Editor: There are few subjects that arouse more passion these days than globalization. People tend to be either very much in favor of it or very much opposed. Will you share with us your thoughts on this?
Jones Parry: Globalisation has become inevitable. We cannot duck it. It has brought us many advantages, but sadly, there are many downsides, such as the ease with which terrorism and proliferation can flourish. So it needs a more joined-up effective response to tackle the problems, and better use made of the opportunities. I don't think that you can put this particular genie back in the bottle.
Editor: Since the end of the Cold War the United States has been the world's only superpower. How has this affected the international discussion? And particularly the concept of multilateralism in that discussion?
Jones Parry: We have all had to come to terms, and that includes the United States, with American power.

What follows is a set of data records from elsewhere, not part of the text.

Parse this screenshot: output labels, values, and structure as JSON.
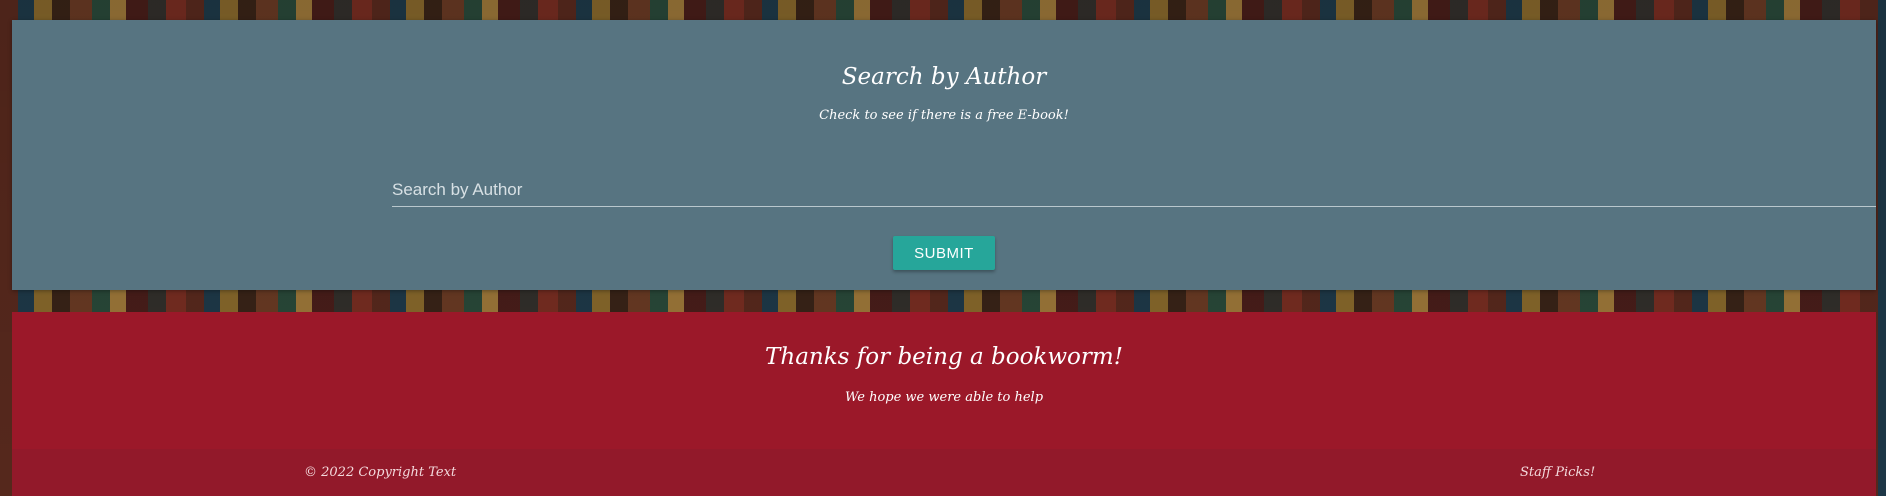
{
  "search": {
    "title": "Search by Author",
    "subtitle": "Check to see if there is a free E-book!",
    "input_placeholder": "Search by Author",
    "input_value": "",
    "submit_label": "SUBMIT"
  },
  "footer": {
    "title": "Thanks for being a bookworm!",
    "subtitle": "We hope we were able to help",
    "copyright": "© 2022 Copyright Text",
    "staff_picks_link": "Staff Picks!"
  },
  "colors": {
    "search_card": "#577481",
    "submit_button": "#26a69a",
    "footer": "#9b1829",
    "footer_bar": "#92192a"
  }
}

The UK has always found it comfortable to work with the United States, and to pursue multilateral responses where this route can produce positive results. Practice has shown that in a range of areas (e.g. NATO, the World Trade Organisation, the IAEA) the U.S. has worked consistently for multilateral solutions.
Editor: Would you share with us your thoughts about the United Nations? How has its role changed since the end of the Cold War?
Jones Parry: I believe the United Nations has become more efficient since the end of the Cold War, as the old stand-off was replaced by a need for international intervention. The UN today, on the ground in Afghanistan and in Liberia, demonstrates clearly why it is needed - to tackle injustice, to promote stability and order, to alleviate poverty, and to offer hope. As we face global problems, so a global organisation is essential, and it is only the United Nations which has the universality of membership and the means to contribute.
Editor: Structural change at the UN has been under discussion for a considerable time - I am thinking of the composition of the Security Council and of the variety of agendas that clash in the General Assembly - as well as the need for increased efficiency in the organization's activities and operations.
Jones Parry: Change is underway at the United Nations. Kofi Annan set in train a series of reforms to make the organisation more efficient and implement change management. More is necessary, particularly to prioritise activities, and to ensure a coherent, integrated approach from all parts of the UN family. Structural change is inevitably linked to membership of the Security Council. Let us see what the Secretary-General's High Level Panel produces by way of recommendations. They are due to report in December 2004 on the challenges which the international community faces, and the best multilateral response to them. They have been encouraged to promote structural change where this would facilitate a response to today's challenges. Better co-ordination and integration with the activities of the World Bank and IMF are desirable. Improved institutional arrangements between ECOSOC - the UN's Economic and Social Council - and the World Bank and IMF are in place and are starting to facilitate co-ordination.
Editor: What about the future? Are you optimistic about the multilateral discussion and the role of the United Nations?
Jones Parry: Yes, I am a committed optimist. Multilateral responses are invariably preferable, if not always attainable. But you should strive for global responses to global problems, and the UN will have a major part to play. The extent to which it plays that part will depend upon its own ability to change, and its capacity to deliver results through multilateralism.